### Data to use ###

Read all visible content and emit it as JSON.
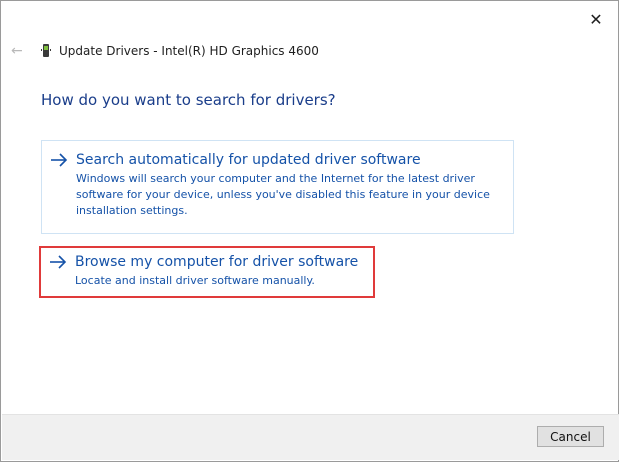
{
  "window": {
    "title": "Update Drivers - Intel(R) HD Graphics 4600"
  },
  "icons": {
    "close": "close-icon",
    "back": "back-arrow-icon",
    "device": "display-adapter-icon",
    "option_arrow": "arrow-right-icon"
  },
  "main": {
    "heading": "How do you want to search for drivers?",
    "options": [
      {
        "title": "Search automatically for updated driver software",
        "description": "Windows will search your computer and the Internet for the latest driver software for your device, unless you've disabled this feature in your device installation settings."
      },
      {
        "title": "Browse my computer for driver software",
        "description": "Locate and install driver software manually."
      }
    ]
  },
  "footer": {
    "cancel_label": "Cancel"
  },
  "colors": {
    "link": "#1552a8",
    "heading": "#1a3d8a",
    "highlight": "#e03a3a"
  }
}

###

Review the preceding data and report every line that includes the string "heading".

    "heading": "How do you want to search for drivers?",
    "heading": "#1a3d8a",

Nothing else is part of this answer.